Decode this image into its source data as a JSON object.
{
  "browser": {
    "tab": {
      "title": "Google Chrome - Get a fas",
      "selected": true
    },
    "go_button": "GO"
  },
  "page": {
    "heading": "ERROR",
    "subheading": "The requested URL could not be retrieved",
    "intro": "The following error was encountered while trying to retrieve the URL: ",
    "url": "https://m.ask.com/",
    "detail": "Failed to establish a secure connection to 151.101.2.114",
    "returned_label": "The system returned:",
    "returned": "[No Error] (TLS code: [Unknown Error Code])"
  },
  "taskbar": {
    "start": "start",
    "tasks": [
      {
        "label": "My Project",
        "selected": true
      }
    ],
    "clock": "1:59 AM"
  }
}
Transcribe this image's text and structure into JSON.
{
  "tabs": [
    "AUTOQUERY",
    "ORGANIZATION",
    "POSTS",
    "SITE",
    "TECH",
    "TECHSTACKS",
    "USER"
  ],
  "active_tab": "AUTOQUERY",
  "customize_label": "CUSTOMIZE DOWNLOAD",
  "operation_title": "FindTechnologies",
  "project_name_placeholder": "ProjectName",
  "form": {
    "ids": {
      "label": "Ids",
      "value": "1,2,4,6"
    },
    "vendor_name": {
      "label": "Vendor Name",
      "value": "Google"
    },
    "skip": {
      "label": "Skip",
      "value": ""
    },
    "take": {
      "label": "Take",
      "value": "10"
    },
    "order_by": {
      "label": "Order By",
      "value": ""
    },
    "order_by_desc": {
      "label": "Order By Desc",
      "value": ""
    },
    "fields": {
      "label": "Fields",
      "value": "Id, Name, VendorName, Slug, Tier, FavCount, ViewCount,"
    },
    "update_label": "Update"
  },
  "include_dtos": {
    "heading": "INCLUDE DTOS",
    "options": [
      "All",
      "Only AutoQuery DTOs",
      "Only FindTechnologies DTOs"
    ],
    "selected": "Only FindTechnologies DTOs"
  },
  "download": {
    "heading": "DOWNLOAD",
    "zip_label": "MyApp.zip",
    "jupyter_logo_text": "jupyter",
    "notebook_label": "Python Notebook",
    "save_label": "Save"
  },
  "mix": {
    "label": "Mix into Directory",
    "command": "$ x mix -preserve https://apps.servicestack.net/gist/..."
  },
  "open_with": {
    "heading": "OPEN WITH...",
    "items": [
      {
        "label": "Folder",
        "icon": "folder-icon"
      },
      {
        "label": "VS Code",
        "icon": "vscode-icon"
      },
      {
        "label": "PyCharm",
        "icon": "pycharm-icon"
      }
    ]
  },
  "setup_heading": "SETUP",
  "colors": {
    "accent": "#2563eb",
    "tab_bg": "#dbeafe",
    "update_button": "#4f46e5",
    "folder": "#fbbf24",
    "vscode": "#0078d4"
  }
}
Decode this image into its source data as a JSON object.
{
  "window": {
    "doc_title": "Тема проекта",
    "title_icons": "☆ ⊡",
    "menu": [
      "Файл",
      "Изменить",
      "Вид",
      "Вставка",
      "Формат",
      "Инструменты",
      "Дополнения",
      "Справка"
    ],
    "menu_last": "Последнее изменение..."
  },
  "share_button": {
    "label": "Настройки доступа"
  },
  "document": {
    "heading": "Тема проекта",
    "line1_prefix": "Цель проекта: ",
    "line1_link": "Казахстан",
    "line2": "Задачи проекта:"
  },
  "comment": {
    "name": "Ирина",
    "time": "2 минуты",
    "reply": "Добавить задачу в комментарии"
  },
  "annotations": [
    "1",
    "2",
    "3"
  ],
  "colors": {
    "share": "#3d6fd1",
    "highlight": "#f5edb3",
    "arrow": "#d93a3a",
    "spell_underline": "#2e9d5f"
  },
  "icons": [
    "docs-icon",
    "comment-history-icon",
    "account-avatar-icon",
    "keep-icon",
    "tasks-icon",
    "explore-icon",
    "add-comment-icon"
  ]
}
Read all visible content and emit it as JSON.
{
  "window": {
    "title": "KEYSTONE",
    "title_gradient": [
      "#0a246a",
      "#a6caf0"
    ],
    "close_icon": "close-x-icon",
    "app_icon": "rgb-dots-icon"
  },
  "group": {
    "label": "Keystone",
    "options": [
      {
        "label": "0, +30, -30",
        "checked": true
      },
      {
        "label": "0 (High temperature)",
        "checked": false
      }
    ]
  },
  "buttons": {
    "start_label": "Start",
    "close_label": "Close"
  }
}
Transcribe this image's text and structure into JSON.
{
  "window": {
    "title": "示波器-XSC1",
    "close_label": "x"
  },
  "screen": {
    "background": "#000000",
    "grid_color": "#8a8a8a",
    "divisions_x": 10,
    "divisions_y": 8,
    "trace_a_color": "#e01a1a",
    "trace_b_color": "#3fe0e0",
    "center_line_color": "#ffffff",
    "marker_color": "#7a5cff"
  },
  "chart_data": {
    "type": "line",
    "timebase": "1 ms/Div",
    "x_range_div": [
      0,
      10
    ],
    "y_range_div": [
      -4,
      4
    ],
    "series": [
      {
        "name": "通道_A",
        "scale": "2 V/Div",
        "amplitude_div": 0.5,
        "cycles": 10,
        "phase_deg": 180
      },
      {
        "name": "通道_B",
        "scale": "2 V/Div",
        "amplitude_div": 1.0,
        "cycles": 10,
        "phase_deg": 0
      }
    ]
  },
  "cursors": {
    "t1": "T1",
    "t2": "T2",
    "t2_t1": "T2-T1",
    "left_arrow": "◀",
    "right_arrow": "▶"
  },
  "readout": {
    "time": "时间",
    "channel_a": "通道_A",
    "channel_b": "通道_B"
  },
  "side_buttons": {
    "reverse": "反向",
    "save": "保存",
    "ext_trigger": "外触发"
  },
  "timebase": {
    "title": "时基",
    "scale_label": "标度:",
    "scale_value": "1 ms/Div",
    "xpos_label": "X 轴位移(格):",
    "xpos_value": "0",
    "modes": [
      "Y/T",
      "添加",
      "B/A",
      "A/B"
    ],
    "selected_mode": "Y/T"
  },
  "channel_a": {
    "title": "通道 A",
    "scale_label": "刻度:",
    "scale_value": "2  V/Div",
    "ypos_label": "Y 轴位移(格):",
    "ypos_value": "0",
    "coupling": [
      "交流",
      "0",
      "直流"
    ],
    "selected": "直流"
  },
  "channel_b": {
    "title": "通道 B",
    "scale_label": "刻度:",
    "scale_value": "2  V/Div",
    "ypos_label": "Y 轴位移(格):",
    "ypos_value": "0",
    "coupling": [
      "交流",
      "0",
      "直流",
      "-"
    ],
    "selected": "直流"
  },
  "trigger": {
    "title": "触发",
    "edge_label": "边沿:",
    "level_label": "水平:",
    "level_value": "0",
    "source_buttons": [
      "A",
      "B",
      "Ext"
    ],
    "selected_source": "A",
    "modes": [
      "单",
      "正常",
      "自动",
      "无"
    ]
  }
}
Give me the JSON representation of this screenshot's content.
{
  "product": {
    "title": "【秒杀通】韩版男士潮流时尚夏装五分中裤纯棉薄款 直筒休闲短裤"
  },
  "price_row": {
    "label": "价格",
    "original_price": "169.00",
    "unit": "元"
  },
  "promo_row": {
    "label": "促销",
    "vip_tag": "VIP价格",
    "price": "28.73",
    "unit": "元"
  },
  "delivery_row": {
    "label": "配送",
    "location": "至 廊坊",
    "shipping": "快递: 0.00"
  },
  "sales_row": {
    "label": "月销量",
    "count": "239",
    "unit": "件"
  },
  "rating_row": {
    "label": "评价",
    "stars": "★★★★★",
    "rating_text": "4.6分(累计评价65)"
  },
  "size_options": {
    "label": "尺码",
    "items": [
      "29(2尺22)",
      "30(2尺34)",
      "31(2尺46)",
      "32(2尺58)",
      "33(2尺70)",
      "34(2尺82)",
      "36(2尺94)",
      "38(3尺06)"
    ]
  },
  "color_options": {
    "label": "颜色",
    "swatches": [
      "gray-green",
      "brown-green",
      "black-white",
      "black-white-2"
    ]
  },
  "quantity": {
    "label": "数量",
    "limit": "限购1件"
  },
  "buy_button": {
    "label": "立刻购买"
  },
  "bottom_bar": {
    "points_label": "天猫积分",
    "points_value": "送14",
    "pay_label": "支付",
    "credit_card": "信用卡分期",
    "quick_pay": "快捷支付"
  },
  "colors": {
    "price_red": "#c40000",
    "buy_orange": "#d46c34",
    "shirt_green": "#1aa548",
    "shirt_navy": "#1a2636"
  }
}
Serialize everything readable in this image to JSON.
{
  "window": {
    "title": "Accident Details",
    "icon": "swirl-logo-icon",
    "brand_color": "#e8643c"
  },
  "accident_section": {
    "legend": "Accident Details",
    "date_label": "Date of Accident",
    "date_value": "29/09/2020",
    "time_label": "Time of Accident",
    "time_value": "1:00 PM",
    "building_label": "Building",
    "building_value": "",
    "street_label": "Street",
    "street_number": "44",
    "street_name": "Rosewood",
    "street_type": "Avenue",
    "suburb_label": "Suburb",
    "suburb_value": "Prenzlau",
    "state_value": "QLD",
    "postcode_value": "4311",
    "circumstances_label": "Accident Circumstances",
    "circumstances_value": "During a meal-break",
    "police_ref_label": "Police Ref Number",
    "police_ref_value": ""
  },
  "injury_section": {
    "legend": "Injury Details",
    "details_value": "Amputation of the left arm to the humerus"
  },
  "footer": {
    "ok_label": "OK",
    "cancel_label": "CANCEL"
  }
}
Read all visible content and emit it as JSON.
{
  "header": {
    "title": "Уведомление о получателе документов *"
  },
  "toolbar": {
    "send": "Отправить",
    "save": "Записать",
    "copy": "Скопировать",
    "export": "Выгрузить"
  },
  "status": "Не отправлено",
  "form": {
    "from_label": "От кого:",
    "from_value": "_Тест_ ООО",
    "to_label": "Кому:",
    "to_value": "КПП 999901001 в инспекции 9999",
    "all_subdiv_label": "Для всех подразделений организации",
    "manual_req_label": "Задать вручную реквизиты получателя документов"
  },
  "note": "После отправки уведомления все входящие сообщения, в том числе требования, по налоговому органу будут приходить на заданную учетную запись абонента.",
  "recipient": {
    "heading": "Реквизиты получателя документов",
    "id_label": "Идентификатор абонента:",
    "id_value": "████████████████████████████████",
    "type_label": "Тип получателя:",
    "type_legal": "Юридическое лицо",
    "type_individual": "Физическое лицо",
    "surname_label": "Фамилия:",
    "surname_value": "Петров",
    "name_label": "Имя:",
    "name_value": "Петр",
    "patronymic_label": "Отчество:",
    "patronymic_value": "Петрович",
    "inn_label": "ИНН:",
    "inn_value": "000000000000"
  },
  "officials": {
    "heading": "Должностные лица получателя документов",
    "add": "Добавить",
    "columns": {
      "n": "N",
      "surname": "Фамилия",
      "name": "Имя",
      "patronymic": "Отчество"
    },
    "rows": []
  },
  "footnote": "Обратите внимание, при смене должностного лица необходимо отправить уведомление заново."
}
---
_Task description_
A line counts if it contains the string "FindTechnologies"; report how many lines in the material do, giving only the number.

_Answer to this exercise_
3